Oh, my God—someone writing about my life? If we’re that deep into the realm of fantasy, then let’s bring back two of my New Yorker predecessors. A.J. Liebling (1904-1963) wrote vivacious, acerbic articles about all sorts of people, including boxers and other interesting characters; I have no idea whether he would have found me “interesting,” but I can dream. Ellen Willis (1941-2006) was one of the sharpest rock critics who ever lived, with a knack for seeing people more clearly than they saw themselves. When I imagine her writing about me, I also imagine what it would be like to get the news and to spend a few hours—or maybe a few days—working up the nerve to read what she had written.
As droll and as popular as ever, humorist David Sedaris returns this fall with A Carnival of Snackery: Diaries (2003-2020) (Little, Brown, Oct. 5), a follow-up to the earlier journal entries collected in Theft by Finding. Kirkus calls the book “a rich trove for hardcore Sedaris fans.”
When you’re publishing your diaries, you can’t keep everything. How do you decide what ends up on the cutting room floor?
I cut probably 99% of what I wrote between 2003 and 2020. Most of it was easy to discard—too dull, too whiny, etc. Then, too, I cut things for privacy, not mine so much as various friends’ or family members.’ I kept things I thought were funny or that astonished me, like the fact that when deaf people gain their hearing, they’re often surprised that the sun doesn’t make any noise.
You’ve written essays about your experiences, and now you’ve published your diaries. If someone else were going to write the story of your life, who would you want it to be?
It never occurred to me that anyone would write my biography, mainly because my life is so small.
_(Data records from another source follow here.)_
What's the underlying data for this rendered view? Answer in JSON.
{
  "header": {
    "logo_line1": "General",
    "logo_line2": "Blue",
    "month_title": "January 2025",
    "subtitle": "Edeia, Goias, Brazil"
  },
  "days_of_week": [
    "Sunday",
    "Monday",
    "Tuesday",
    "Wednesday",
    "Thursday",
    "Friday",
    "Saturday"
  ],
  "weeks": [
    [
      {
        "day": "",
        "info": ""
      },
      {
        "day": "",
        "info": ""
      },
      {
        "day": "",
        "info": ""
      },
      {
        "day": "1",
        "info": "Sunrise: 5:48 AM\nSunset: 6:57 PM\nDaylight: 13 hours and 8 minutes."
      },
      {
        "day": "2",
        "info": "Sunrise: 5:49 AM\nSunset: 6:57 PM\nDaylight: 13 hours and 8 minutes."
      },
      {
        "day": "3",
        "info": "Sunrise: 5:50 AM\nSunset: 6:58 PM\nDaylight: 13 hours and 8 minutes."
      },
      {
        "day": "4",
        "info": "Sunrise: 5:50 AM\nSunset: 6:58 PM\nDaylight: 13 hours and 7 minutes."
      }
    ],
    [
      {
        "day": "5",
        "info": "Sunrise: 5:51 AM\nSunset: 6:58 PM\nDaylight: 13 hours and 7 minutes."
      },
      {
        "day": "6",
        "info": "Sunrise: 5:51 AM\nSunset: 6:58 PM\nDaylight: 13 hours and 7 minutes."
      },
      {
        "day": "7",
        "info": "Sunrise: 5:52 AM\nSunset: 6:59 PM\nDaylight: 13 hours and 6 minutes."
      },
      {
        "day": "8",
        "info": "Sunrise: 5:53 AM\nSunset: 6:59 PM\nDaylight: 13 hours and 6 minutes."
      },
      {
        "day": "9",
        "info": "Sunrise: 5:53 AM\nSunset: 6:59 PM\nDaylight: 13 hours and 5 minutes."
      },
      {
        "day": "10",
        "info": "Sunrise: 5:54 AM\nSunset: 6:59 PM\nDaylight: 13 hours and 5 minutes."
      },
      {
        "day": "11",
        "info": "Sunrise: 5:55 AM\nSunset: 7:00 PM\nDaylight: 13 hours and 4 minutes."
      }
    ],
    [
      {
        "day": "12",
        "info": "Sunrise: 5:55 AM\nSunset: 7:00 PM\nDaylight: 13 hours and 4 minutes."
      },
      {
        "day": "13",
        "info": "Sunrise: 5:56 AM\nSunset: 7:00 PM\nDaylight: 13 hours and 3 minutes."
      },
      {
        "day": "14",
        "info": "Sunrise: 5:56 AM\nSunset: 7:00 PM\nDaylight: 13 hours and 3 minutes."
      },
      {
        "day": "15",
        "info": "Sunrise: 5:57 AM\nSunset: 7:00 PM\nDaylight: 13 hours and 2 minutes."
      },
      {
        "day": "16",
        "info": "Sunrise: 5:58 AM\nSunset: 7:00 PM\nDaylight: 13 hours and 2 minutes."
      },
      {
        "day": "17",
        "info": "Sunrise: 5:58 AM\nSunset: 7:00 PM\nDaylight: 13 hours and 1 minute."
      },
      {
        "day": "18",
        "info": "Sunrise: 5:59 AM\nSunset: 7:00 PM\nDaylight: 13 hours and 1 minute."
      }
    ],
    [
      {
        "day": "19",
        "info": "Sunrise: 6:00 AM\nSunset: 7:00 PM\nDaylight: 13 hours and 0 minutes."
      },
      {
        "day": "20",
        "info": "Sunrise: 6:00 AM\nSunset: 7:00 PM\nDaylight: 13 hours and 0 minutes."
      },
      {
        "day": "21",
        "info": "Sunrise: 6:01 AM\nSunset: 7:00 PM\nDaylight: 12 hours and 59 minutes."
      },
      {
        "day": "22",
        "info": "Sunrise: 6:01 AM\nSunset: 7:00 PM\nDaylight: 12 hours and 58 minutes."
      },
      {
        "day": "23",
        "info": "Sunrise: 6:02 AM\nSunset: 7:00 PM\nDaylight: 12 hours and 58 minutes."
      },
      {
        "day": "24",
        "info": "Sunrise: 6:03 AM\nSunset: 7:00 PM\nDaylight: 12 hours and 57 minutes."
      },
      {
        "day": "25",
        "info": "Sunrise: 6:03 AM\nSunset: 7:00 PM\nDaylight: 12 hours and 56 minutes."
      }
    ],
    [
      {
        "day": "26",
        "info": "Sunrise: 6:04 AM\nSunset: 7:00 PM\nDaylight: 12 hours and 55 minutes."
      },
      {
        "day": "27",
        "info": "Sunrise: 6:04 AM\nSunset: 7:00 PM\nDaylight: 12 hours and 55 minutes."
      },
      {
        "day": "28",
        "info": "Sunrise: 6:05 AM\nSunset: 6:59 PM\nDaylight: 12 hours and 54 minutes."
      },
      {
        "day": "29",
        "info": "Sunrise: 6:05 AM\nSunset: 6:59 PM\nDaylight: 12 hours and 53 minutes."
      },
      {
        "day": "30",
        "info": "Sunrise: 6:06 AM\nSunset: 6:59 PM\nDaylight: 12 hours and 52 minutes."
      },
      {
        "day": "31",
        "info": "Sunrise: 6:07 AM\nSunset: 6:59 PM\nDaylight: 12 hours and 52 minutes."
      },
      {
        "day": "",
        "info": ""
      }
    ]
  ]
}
I love to read about authors who brawled and slept around and knew a lot of famous people: Dorothy Parker, Phillip Roth, John Cheever, Jean Stafford, Robert Lowell. The only famous person I knew was Phyllis Diller, and I never have affairs or spats with other writers, so I’m afraid my biography would be pretty dull. Whoever writes it will have to do something to liven me up.
Are there published journals that you especially love or influenced you in putting together your own?
I love Alan Bennett’s diaries and Edmund Wilson’s. Mavis Gallant’s diaries are supposed to be coming out at some point. The New Yorker ran some excerpts, and I found them riveting.
Will you be touring for Carnival of Snackery? Anywhere you’re especially excited to be reading?
The book is coming out while I’m on a 72-city lecture tour, so I’ll be in theaters rather than bookstores. I love the Arlene Schnitzer Concert Hall in Portland, Oregon, because of the audience, and Benaroya Hall in Seattle because it’s so beautiful. I’m so grateful to be touring again that I’m looking as forward to Poughkeepsie as I am to Chicago.
What fall book are you most looking forward to getting your hands on?
Ann Patchett’s new essay collection, These Precious Days. I’ve loved the parts that have appeared in the New Yorker. She’s just the best.
Interviews by Eric Liebetrau and Tom Beer